> EXERCISE DIRECTIONS: Would you return the data below exactly as it stands, with every picture left out?

(Records from a data collection)
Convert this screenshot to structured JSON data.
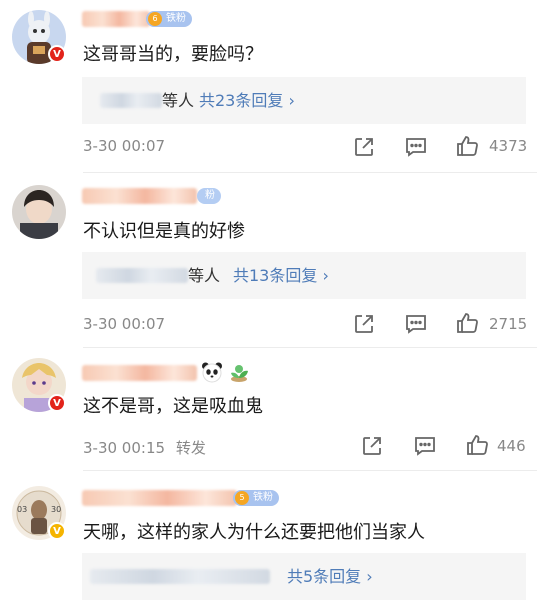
{
  "comments": [
    {
      "text": "这哥哥当的，要脸吗？",
      "fan_badge": "铁粉",
      "badge_level": "6",
      "verified": "V",
      "reply_who": "等人",
      "reply_total": "共23条回复 ›",
      "time": "3-30 00:07",
      "repost": "",
      "likes": "4373"
    },
    {
      "text": "不认识但是真的好惨",
      "fan_badge": "粉",
      "badge_level": "",
      "verified": "",
      "reply_who": "等人",
      "reply_total": "共13条回复 ›",
      "time": "3-30 00:07",
      "repost": "",
      "likes": "2715"
    },
    {
      "text": "这不是哥，这是吸血鬼",
      "fan_badge": "",
      "badge_level": "",
      "verified": "V",
      "reply_who": "",
      "reply_total": "",
      "time": "3-30 00:15",
      "repost": "转发",
      "likes": "446"
    },
    {
      "text": "天哪，这样的家人为什么还要把他们当家人",
      "fan_badge": "铁粉",
      "badge_level": "5",
      "verified": "V",
      "reply_who": "",
      "reply_total": "共5条回复 ›",
      "time": "",
      "repost": "",
      "likes": ""
    }
  ],
  "colors": {
    "link_blue": "#4f7cb8",
    "meta_gray": "#888888",
    "reply_bg": "#f5f5f5"
  },
  "icons": [
    "share-icon",
    "comment-icon",
    "like-icon",
    "panda-emoji",
    "plant-emoji"
  ]
}
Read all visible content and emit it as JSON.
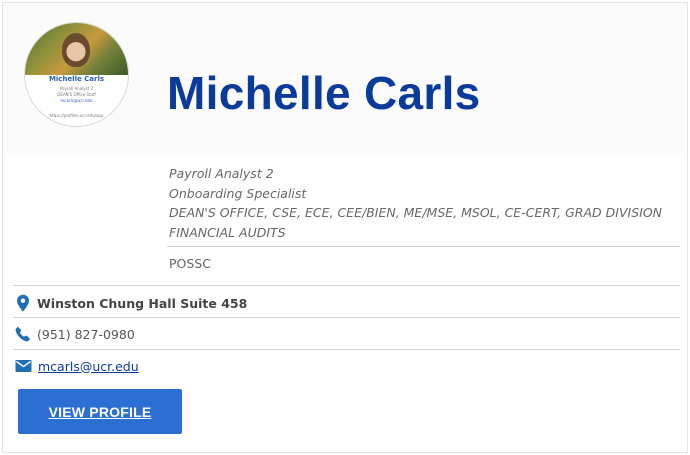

> YOUR RESPONSE:
Convert this screenshot to structured JSON data.
{
  "comments": [
    {
      "text": "这哥哥当的，要脸吗？",
      "fan_badge": "铁粉",
      "badge_level": "6",
      "verified": "V",
      "reply_who": "等人",
      "reply_total": "共23条回复 ›",
      "time": "3-30 00:07",
      "repost": "",
      "likes": "4373"
    },
    {
      "text": "不认识但是真的好惨",
      "fan_badge": "粉",
      "badge_level": "",
      "verified": "",
      "reply_who": "等人",
      "reply_total": "共13条回复 ›",
      "time": "3-30 00:07",
      "repost": "",
      "likes": "2715"
    },
    {
      "text": "这不是哥，这是吸血鬼",
      "fan_badge": "",
      "badge_level": "",
      "verified": "V",
      "reply_who": "",
      "reply_total": "",
      "time": "3-30 00:15",
      "repost": "转发",
      "likes": "446"
    },
    {
      "text": "天哪，这样的家人为什么还要把他们当家人",
      "fan_badge": "铁粉",
      "badge_level": "5",
      "verified": "V",
      "reply_who": "",
      "reply_total": "共5条回复 ›",
      "time": "",
      "repost": "",
      "likes": ""
    }
  ],
  "colors": {
    "link_blue": "#4f7cb8",
    "meta_gray": "#888888",
    "reply_bg": "#f5f5f5"
  },
  "icons": [
    "share-icon",
    "comment-icon",
    "like-icon",
    "panda-emoji",
    "plant-emoji"
  ]
}
Read all visible content and emit it as JSON.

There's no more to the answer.